Perhaps the biggest is that gift cards often end up going unused — more than $8 billion worth each year. That shouldn’t be a surprise if you consider that a recent poll by Consumer Reports found almost 25% of folks who received a gift card had still not used it nearly a year after receiving it.
I can attest to that.
Yesterday I asked the Honeybee and the kids to round up all of the unused gift cards and gift certificates in their possession. Then, after combining their cards with mine, I gathered all of them on the kitchen table and took this photo for posterity:
My poor photographic skills notwithstanding, the picture shows 19 cards and 6 gift certificates from Walmart, In-N-Out Burger, Arby’s, Men’s Wearhouse, AMC movie theaters, Chili’s, Barnes and Noble, iTunes, JCPenney, Sears, and See’s Candies that are worth roughly $802.
I currently have almost $300 in gift cards for Men’s Wearhouse, although one of them is now three years old. As a result, it has been losing 1.5 percent of its value every month for the past 12 months due to penalties for non-use. I know.
The Gift Card Exchange to the Rescue!
It’s folks like me that are the reason retailers love gift cards. We’re also the reason why gift card exchange websites that purchase (and sell) unused cards for cash are all over the Internet.
Sites such as Plastic Jungle, CardCash, Gift Card Bin and Gift Card Rescue cater to people who are stuck holding gift cards they don’t want or can’t otherwise use by buying them for rates generally between 60 and 75 percent of their face value.
I tried to see how much I could get for one of my Men’s Wearhouse gift cards, which was valued at $100. The offers I received ranged from $68 at Gift Card Bin to $73.50 at Plastic Jungle.
If you’re in the mood to buy, gift card sellers’ losses are your gain. Among some of the best deals were a card for The Limited worth $310.67 being offered for only $236.11 at CardCash (that’s a 24% discount), and a card for Pumpkin Patch worth $272.35 that was being offered for $204.26 (25% off) over at Gift Card Rescue.
Gift Card Exchange Days
If you’re looking to sell your unwanted gift cards, keep in mind that, according to reseller Gift Card Granny, the highest payout rates of the year occur on December 26th. So to help consumers take advantage of those rates, they’ve created a special Gift Card Exchange Day website where, on the day after Christmas, you can submit your unwanted gift cards to a plethora of companies looking to take them off your hands; those resellers will instantly provide you with cash offers, on average, between 75% and 92% of the value of your original gift card.
Of course, none of this would even be necessary if society would just get over its hangups about giving money as gifts.
So the next time you’re thinking of handing out a little legal tender as a gift, just do it. I guarantee you the cash is going to be spent — not to mention greatly appreciated.

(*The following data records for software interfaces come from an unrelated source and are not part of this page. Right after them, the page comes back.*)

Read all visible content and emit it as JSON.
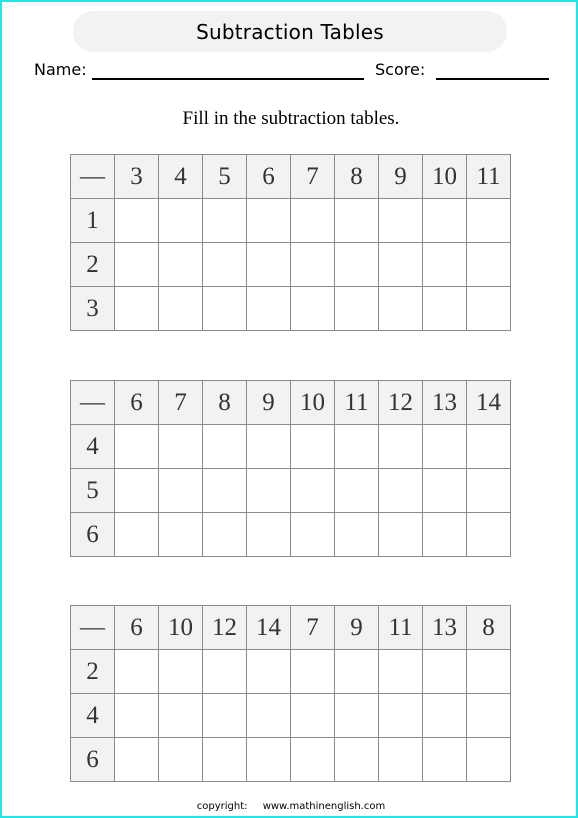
{
  "header": {
    "title": "Subtraction Tables",
    "name_label": "Name:",
    "score_label": "Score:"
  },
  "instructions": "Fill in the subtraction tables.",
  "tables": [
    {
      "operator": "—",
      "columns": [
        "3",
        "4",
        "5",
        "6",
        "7",
        "8",
        "9",
        "10",
        "11"
      ],
      "rows": [
        "1",
        "2",
        "3"
      ]
    },
    {
      "operator": "—",
      "columns": [
        "6",
        "7",
        "8",
        "9",
        "10",
        "11",
        "12",
        "13",
        "14"
      ],
      "rows": [
        "4",
        "5",
        "6"
      ]
    },
    {
      "operator": "—",
      "columns": [
        "6",
        "10",
        "12",
        "14",
        "7",
        "9",
        "11",
        "13",
        "8"
      ],
      "rows": [
        "2",
        "4",
        "6"
      ]
    }
  ],
  "footer": {
    "copyright_label": "copyright:",
    "website": "www.mathinenglish.com"
  },
  "colors": {
    "page_border": "#22e6e6",
    "header_fill": "#f2f2f2",
    "grid_line": "#8a8a8a"
  }
}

And I’ll bet anybody who dares to tell you otherwise has a gift card they’d be happy to sell you.
Photo Credit: (present) Lindsay Dee Bunny; (gift cards) Len Penzo
(This is an updated version of an article originally posted on 19 December 2011.)